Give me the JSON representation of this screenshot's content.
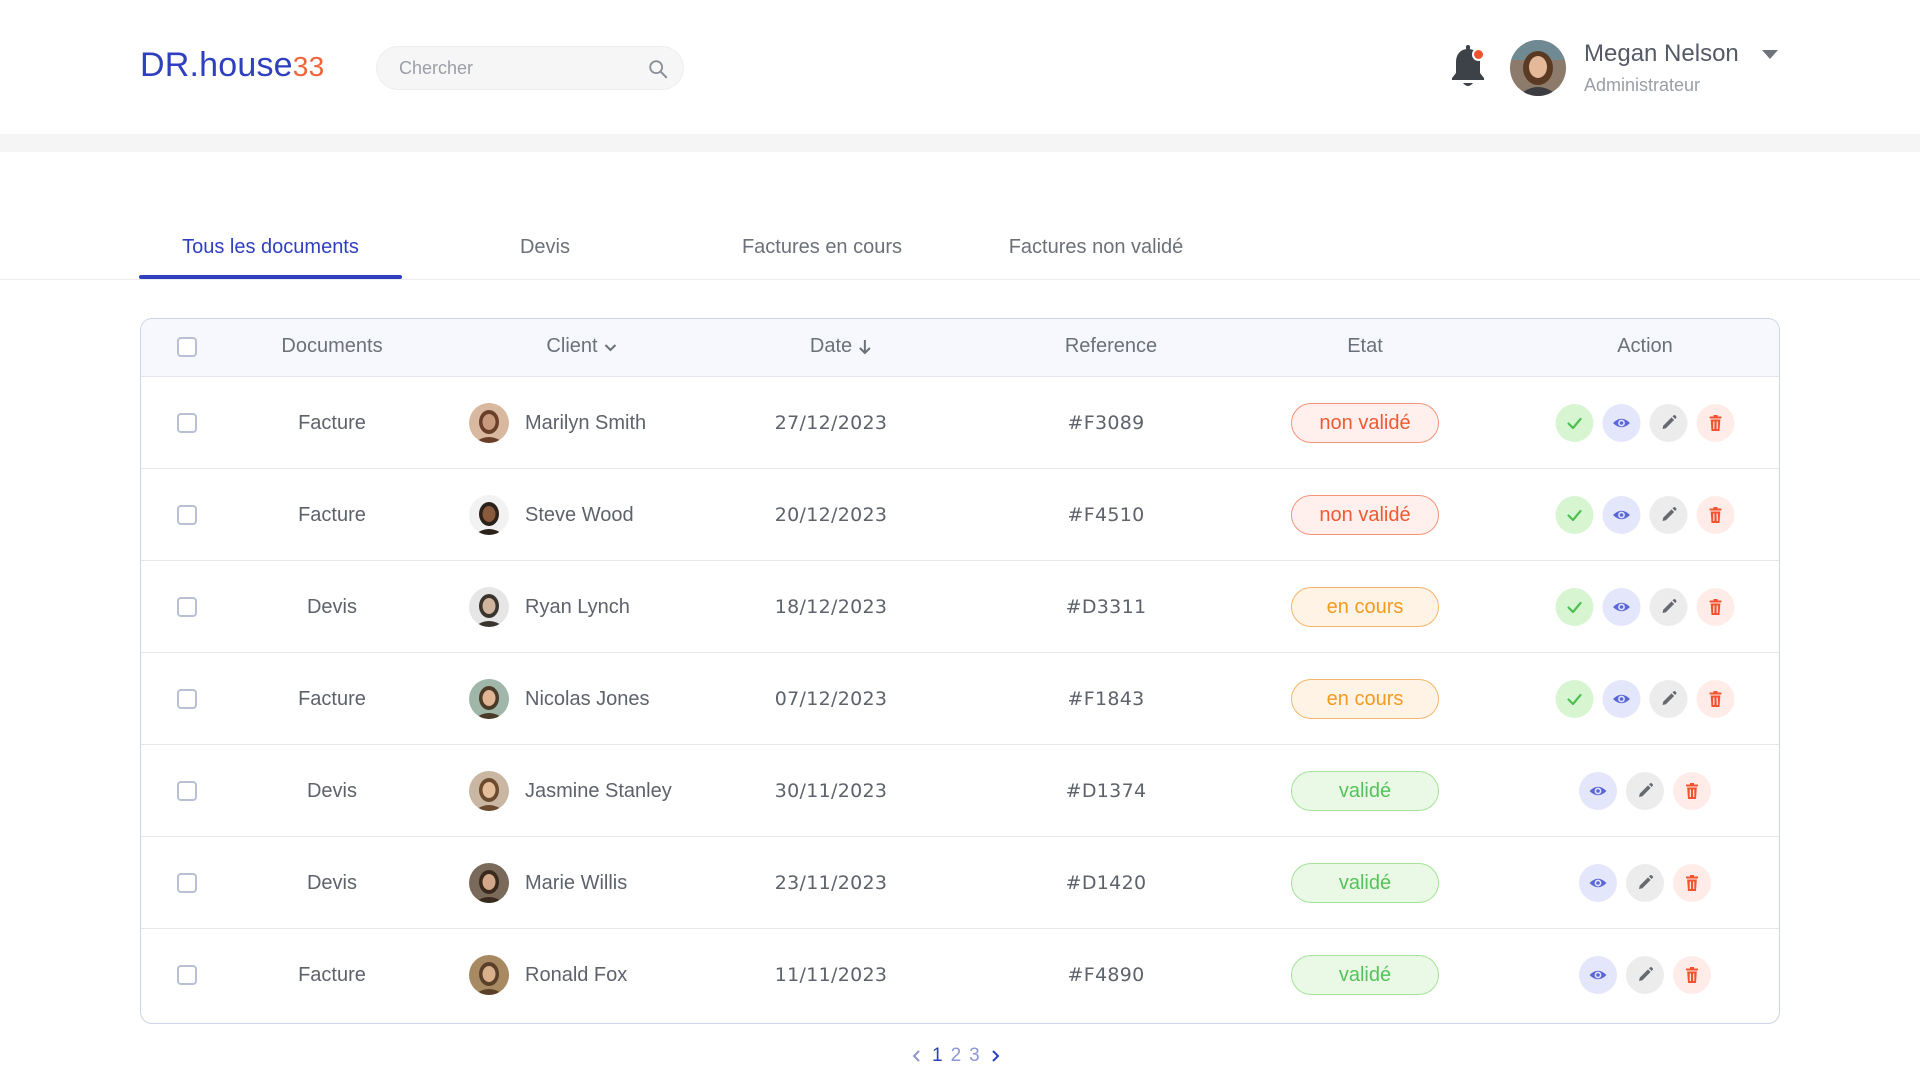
{
  "brand": {
    "name": "DR.house",
    "number": "33"
  },
  "search": {
    "placeholder": "Chercher"
  },
  "user": {
    "name": "Megan Nelson",
    "role": "Administrateur"
  },
  "tabs": [
    {
      "label": "Tous les documents",
      "active": true
    },
    {
      "label": "Devis",
      "active": false
    },
    {
      "label": "Factures en cours",
      "active": false
    },
    {
      "label": "Factures non validé",
      "active": false
    }
  ],
  "table": {
    "headers": {
      "documents": "Documents",
      "client": "Client",
      "date": "Date",
      "reference": "Reference",
      "etat": "Etat",
      "action": "Action"
    },
    "rows": [
      {
        "document": "Facture",
        "client": "Marilyn Smith",
        "date": "27/12/2023",
        "reference": "#F3089",
        "etat": "non validé",
        "status": "invalid"
      },
      {
        "document": "Facture",
        "client": "Steve Wood",
        "date": "20/12/2023",
        "reference": "#F4510",
        "etat": "non validé",
        "status": "invalid"
      },
      {
        "document": "Devis",
        "client": "Ryan Lynch",
        "date": "18/12/2023",
        "reference": "#D3311",
        "etat": "en cours",
        "status": "pending"
      },
      {
        "document": "Facture",
        "client": "Nicolas Jones",
        "date": "07/12/2023",
        "reference": "#F1843",
        "etat": "en cours",
        "status": "pending"
      },
      {
        "document": "Devis",
        "client": "Jasmine Stanley",
        "date": "30/11/2023",
        "reference": "#D1374",
        "etat": "validé",
        "status": "valid"
      },
      {
        "document": "Devis",
        "client": "Marie Willis",
        "date": "23/11/2023",
        "reference": "#D1420",
        "etat": "validé",
        "status": "valid"
      },
      {
        "document": "Facture",
        "client": "Ronald Fox",
        "date": "11/11/2023",
        "reference": "#F4890",
        "etat": "validé",
        "status": "valid"
      }
    ]
  },
  "pagination": {
    "pages": [
      "1",
      "2",
      "3"
    ],
    "current": "1"
  },
  "colors": {
    "accent": "#2f3fbf",
    "brand_number": "#f0643b",
    "invalid_text": "#f05a32",
    "invalid_bg": "#fff0ed",
    "invalid_border": "#f3937a",
    "pending_text": "#f39a1f",
    "pending_bg": "#fff3e6",
    "pending_border": "#f5b56a",
    "valid_text": "#55c35a",
    "valid_bg": "#e9f9e5",
    "valid_border": "#a5e39b",
    "approve_bg": "#d8f5d2",
    "approve_fg": "#4cc152",
    "view_bg": "#e4e6fb",
    "view_fg": "#5a67d8",
    "edit_bg": "#ececec",
    "edit_fg": "#666a70",
    "delete_bg": "#ffece8",
    "delete_fg": "#f0532e"
  },
  "icons": {
    "search": "search-icon",
    "bell": "bell-icon",
    "caret": "caret-down-icon",
    "approve": "check-icon",
    "view": "eye-icon",
    "edit": "pencil-icon",
    "delete": "trash-icon"
  }
}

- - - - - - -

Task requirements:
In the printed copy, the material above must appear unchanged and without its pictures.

Response area:
Give me the JSON representation of this screenshot's content.
{
  "brand": {
    "name": "DR.house",
    "number": "33"
  },
  "search": {
    "placeholder": "Chercher"
  },
  "user": {
    "name": "Megan Nelson",
    "role": "Administrateur"
  },
  "tabs": [
    {
      "label": "Tous les documents",
      "active": true
    },
    {
      "label": "Devis",
      "active": false
    },
    {
      "label": "Factures en cours",
      "active": false
    },
    {
      "label": "Factures non validé",
      "active": false
    }
  ],
  "table": {
    "headers": {
      "documents": "Documents",
      "client": "Client",
      "date": "Date",
      "reference": "Reference",
      "etat": "Etat",
      "action": "Action"
    },
    "rows": [
      {
        "document": "Facture",
        "client": "Marilyn Smith",
        "date": "27/12/2023",
        "reference": "#F3089",
        "etat": "non validé",
        "status": "invalid"
      },
      {
        "document": "Facture",
        "client": "Steve Wood",
        "date": "20/12/2023",
        "reference": "#F4510",
        "etat": "non validé",
        "status": "invalid"
      },
      {
        "document": "Devis",
        "client": "Ryan Lynch",
        "date": "18/12/2023",
        "reference": "#D3311",
        "etat": "en cours",
        "status": "pending"
      },
      {
        "document": "Facture",
        "client": "Nicolas Jones",
        "date": "07/12/2023",
        "reference": "#F1843",
        "etat": "en cours",
        "status": "pending"
      },
      {
        "document": "Devis",
        "client": "Jasmine Stanley",
        "date": "30/11/2023",
        "reference": "#D1374",
        "etat": "validé",
        "status": "valid"
      },
      {
        "document": "Devis",
        "client": "Marie Willis",
        "date": "23/11/2023",
        "reference": "#D1420",
        "etat": "validé",
        "status": "valid"
      },
      {
        "document": "Facture",
        "client": "Ronald Fox",
        "date": "11/11/2023",
        "reference": "#F4890",
        "etat": "validé",
        "status": "valid"
      }
    ]
  },
  "pagination": {
    "pages": [
      "1",
      "2",
      "3"
    ],
    "current": "1"
  },
  "colors": {
    "accent": "#2f3fbf",
    "brand_number": "#f0643b",
    "invalid_text": "#f05a32",
    "invalid_bg": "#fff0ed",
    "invalid_border": "#f3937a",
    "pending_text": "#f39a1f",
    "pending_bg": "#fff3e6",
    "pending_border": "#f5b56a",
    "valid_text": "#55c35a",
    "valid_bg": "#e9f9e5",
    "valid_border": "#a5e39b",
    "approve_bg": "#d8f5d2",
    "approve_fg": "#4cc152",
    "view_bg": "#e4e6fb",
    "view_fg": "#5a67d8",
    "edit_bg": "#ececec",
    "edit_fg": "#666a70",
    "delete_bg": "#ffece8",
    "delete_fg": "#f0532e"
  },
  "icons": {
    "search": "search-icon",
    "bell": "bell-icon",
    "caret": "caret-down-icon",
    "approve": "check-icon",
    "view": "eye-icon",
    "edit": "pencil-icon",
    "delete": "trash-icon"
  }
}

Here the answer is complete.